++++ Excerpted records ++++

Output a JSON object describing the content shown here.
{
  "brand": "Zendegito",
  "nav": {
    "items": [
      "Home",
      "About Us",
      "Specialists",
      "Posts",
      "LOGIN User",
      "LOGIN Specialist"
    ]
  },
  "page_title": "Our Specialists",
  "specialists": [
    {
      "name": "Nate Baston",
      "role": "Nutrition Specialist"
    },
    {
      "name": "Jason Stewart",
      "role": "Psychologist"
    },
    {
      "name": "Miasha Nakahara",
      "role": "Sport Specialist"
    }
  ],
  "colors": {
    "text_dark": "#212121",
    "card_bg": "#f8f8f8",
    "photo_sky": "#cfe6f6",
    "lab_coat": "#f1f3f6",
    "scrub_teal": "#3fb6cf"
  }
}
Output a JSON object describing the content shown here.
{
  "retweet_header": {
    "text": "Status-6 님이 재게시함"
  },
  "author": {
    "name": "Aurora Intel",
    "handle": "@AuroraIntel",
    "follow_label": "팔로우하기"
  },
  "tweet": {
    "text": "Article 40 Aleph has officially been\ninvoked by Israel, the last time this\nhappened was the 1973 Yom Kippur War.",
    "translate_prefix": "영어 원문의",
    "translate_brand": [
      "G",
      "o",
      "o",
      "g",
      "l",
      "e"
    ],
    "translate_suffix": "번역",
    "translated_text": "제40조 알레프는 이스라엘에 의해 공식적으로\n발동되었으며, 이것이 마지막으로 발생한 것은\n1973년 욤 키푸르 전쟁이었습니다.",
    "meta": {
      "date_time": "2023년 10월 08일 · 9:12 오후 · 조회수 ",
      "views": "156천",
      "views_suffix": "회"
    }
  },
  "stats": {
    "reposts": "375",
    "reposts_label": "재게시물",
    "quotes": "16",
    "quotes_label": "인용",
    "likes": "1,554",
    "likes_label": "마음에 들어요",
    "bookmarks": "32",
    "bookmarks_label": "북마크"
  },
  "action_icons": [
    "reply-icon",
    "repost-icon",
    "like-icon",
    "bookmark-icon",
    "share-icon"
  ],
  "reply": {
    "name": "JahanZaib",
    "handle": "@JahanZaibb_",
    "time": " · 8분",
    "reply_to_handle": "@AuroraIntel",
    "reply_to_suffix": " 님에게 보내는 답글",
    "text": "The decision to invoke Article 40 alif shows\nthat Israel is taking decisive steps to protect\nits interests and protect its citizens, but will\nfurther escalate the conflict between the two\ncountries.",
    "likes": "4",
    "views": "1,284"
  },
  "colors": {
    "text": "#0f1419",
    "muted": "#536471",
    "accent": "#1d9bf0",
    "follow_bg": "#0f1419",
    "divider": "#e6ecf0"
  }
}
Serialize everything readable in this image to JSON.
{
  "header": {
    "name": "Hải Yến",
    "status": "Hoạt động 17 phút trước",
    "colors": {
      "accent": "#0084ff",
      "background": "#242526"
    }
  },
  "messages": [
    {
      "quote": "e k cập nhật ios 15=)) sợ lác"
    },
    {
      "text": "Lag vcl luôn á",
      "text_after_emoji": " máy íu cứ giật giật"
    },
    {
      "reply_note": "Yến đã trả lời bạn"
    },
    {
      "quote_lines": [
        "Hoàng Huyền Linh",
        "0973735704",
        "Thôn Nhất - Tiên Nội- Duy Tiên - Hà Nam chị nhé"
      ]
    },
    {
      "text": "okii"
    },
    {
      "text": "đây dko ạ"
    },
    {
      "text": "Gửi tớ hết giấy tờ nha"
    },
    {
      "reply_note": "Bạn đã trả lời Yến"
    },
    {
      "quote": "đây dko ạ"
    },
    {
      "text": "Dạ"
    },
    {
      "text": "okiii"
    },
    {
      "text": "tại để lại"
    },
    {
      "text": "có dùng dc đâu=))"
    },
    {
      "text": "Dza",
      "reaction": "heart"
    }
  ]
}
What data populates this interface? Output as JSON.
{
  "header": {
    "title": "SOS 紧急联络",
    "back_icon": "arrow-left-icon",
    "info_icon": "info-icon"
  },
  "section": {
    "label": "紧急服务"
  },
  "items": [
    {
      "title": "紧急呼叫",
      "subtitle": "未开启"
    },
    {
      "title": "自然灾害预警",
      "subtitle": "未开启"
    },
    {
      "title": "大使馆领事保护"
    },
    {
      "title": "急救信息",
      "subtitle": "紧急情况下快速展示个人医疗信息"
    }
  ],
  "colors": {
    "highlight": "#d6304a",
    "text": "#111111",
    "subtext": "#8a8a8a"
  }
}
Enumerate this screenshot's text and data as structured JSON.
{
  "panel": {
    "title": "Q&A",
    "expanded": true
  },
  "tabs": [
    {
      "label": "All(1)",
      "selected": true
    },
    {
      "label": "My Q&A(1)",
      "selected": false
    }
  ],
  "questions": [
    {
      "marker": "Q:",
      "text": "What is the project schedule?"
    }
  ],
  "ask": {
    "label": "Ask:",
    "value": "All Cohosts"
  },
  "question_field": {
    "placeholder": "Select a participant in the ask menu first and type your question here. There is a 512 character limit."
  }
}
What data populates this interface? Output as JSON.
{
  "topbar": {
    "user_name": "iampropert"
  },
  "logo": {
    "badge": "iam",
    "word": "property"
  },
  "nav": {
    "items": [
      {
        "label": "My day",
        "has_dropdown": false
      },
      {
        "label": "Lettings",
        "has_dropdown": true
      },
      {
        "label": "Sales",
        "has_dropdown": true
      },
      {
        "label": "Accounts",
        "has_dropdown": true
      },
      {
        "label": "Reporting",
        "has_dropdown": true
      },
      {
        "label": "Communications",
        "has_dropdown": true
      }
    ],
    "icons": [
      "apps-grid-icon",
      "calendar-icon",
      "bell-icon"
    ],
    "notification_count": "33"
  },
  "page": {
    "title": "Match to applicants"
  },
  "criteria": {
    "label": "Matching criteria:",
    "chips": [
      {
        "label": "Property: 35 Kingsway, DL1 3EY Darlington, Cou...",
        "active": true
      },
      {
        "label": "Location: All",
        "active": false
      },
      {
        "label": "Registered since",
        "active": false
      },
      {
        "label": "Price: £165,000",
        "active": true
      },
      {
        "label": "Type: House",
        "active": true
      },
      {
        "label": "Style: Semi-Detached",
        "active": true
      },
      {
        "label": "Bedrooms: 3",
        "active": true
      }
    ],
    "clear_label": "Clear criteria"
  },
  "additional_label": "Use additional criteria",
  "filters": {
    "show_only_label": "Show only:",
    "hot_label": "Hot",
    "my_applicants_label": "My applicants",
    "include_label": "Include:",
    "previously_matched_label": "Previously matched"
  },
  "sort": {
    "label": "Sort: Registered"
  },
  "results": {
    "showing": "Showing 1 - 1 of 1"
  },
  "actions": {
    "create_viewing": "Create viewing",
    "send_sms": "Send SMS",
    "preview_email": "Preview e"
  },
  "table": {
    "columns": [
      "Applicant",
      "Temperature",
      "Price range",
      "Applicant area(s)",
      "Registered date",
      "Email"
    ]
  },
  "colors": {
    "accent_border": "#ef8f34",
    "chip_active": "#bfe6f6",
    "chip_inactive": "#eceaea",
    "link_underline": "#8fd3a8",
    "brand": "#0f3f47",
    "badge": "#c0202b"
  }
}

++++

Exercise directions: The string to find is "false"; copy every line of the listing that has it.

Result for this task:
      "selected": false
        "has_dropdown": false
        "active": false
        "active": false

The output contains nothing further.